Archaeologists have found a major pottery workshop site which specialized in the mass production of 'name-brand' lamps for the ancient Roman world. According to, a dump near the site contained items marked with the Strobili, Communis, Phoetaspi, Eucarpi and Fortis 'labels'. The brand names have been found in all parts of the Roman Empire and Fortis was especially 'trendy' (their word) right into the second century A.D.. In regards to the latter, it has long been suspected that Fortis was based in Mutina/Modena, and now we have strong evidence of such.

Donato Labate (the archaeologist in charge of the dig) said (inter alia):

"We found a large ancient Roman dumping filled with pottery scraps. There were vases, bottles, bricks, but most of all, hundreds of oil lamps, each bearing their maker's name."

"It was indeed a commercial success. Fortis gained such a name for its lamps that its stamp was copied and reproduced throughout the empire. It was one of the earliest examples of pirated brands."

"We know now for sure that Fortis came from Mutina. The city was a major pottery center, a cluster of pottery workshops, as the variety of brand names on the newly discovered items testifies."

Just to give you an idea of how far afield a Fortis lamp might go, back in 2001 one was found at Carmarthenshire (Wales); photo and report at the BBC.


Ancient Roman Oil Lamp 'Factory Town' Found (Rossella Lorenzi, Discovery News)

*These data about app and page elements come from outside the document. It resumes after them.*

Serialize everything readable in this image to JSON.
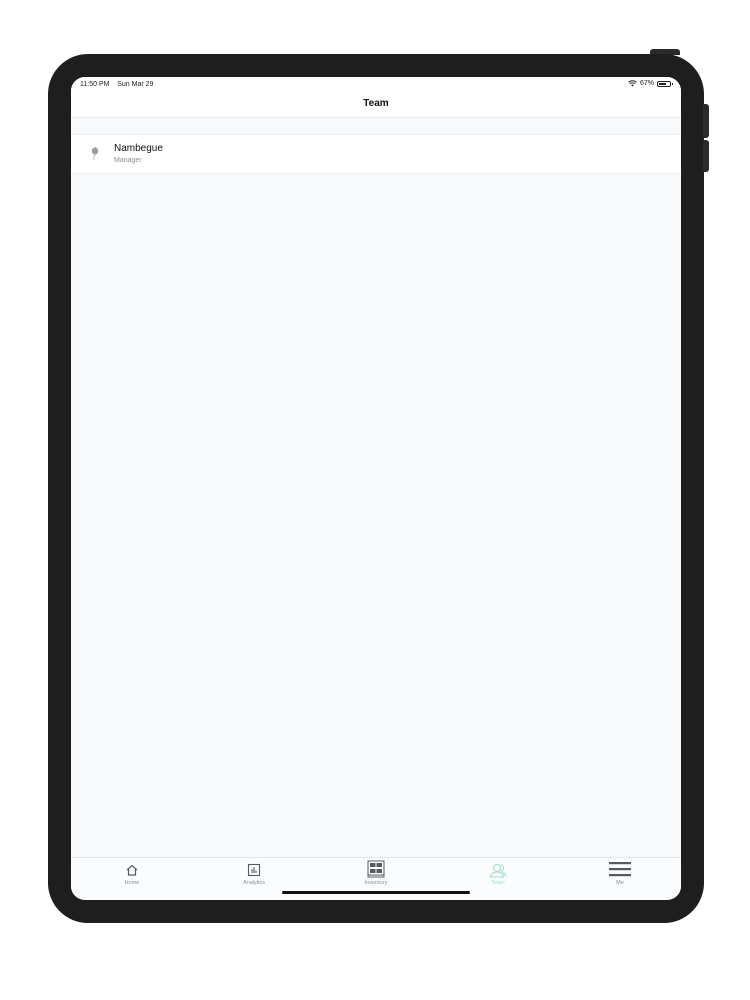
{
  "status_bar": {
    "time": "11:50 PM",
    "date": "Sun Mar 29",
    "battery": "67%",
    "battery_level": 0.67
  },
  "nav": {
    "title": "Team"
  },
  "team": {
    "members": [
      {
        "name": "Nambegue",
        "role": "Manager"
      }
    ]
  },
  "tabs": [
    {
      "label": "Home",
      "icon": "home-icon"
    },
    {
      "label": "Analytics",
      "icon": "analytics-icon"
    },
    {
      "label": "Inventory",
      "icon": "inventory-icon"
    },
    {
      "label": "Team",
      "icon": "team-icon",
      "active": true
    },
    {
      "label": "Me",
      "icon": "menu-icon"
    }
  ],
  "colors": {
    "active_tab": "#9fdcc9",
    "inactive_tab": "#8a8f96",
    "background": "#f8f9fb"
  }
}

Ancient Roman oil lamp 'factory town' found in Italy (New Kerala)

Ancient Roman oil lamp brand 'from Modena' (Italy Magazine)